** TASK INSTRUCTIONS **
All of the records below are to be copied exactly.

Content starts

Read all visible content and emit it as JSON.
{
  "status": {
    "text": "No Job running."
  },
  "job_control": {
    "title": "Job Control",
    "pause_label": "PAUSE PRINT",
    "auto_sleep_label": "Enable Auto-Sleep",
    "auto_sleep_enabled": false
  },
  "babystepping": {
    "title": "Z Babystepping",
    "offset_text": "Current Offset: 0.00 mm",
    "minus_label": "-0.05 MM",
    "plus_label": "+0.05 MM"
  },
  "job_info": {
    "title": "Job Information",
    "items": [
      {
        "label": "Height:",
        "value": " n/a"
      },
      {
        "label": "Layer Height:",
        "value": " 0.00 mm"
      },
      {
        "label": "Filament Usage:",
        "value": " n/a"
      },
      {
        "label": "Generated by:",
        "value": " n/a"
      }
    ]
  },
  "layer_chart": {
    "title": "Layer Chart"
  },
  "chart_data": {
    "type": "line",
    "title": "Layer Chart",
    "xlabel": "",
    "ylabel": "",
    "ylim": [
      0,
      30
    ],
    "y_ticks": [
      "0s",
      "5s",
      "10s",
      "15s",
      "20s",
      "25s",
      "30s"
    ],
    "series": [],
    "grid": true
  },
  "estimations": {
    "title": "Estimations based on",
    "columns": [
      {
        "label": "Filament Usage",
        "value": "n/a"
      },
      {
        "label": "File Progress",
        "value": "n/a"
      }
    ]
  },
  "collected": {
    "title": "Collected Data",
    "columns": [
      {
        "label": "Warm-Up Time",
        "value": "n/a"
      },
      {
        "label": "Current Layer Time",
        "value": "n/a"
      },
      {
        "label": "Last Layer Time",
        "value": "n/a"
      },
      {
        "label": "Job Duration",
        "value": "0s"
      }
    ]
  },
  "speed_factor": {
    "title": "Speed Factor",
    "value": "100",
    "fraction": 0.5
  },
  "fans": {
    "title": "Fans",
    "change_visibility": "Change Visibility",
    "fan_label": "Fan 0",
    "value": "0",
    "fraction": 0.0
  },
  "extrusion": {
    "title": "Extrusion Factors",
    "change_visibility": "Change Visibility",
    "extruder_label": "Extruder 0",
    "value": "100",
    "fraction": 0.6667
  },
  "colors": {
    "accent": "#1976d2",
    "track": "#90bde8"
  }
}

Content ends

** EXERCISE ANSWER **
Read all visible content and emit it as JSON.
{
  "status": {
    "text": "No Job running."
  },
  "job_control": {
    "title": "Job Control",
    "pause_label": "PAUSE PRINT",
    "auto_sleep_label": "Enable Auto-Sleep",
    "auto_sleep_enabled": false
  },
  "babystepping": {
    "title": "Z Babystepping",
    "offset_text": "Current Offset: 0.00 mm",
    "minus_label": "-0.05 MM",
    "plus_label": "+0.05 MM"
  },
  "job_info": {
    "title": "Job Information",
    "items": [
      {
        "label": "Height:",
        "value": " n/a"
      },
      {
        "label": "Layer Height:",
        "value": " 0.00 mm"
      },
      {
        "label": "Filament Usage:",
        "value": " n/a"
      },
      {
        "label": "Generated by:",
        "value": " n/a"
      }
    ]
  },
  "layer_chart": {
    "title": "Layer Chart"
  },
  "chart_data": {
    "type": "line",
    "title": "Layer Chart",
    "xlabel": "",
    "ylabel": "",
    "ylim": [
      0,
      30
    ],
    "y_ticks": [
      "0s",
      "5s",
      "10s",
      "15s",
      "20s",
      "25s",
      "30s"
    ],
    "series": [],
    "grid": true
  },
  "estimations": {
    "title": "Estimations based on",
    "columns": [
      {
        "label": "Filament Usage",
        "value": "n/a"
      },
      {
        "label": "File Progress",
        "value": "n/a"
      }
    ]
  },
  "collected": {
    "title": "Collected Data",
    "columns": [
      {
        "label": "Warm-Up Time",
        "value": "n/a"
      },
      {
        "label": "Current Layer Time",
        "value": "n/a"
      },
      {
        "label": "Last Layer Time",
        "value": "n/a"
      },
      {
        "label": "Job Duration",
        "value": "0s"
      }
    ]
  },
  "speed_factor": {
    "title": "Speed Factor",
    "value": "100",
    "fraction": 0.5
  },
  "fans": {
    "title": "Fans",
    "change_visibility": "Change Visibility",
    "fan_label": "Fan 0",
    "value": "0",
    "fraction": 0.0
  },
  "extrusion": {
    "title": "Extrusion Factors",
    "change_visibility": "Change Visibility",
    "extruder_label": "Extruder 0",
    "value": "100",
    "fraction": 0.6667
  },
  "colors": {
    "accent": "#1976d2",
    "track": "#90bde8"
  }
}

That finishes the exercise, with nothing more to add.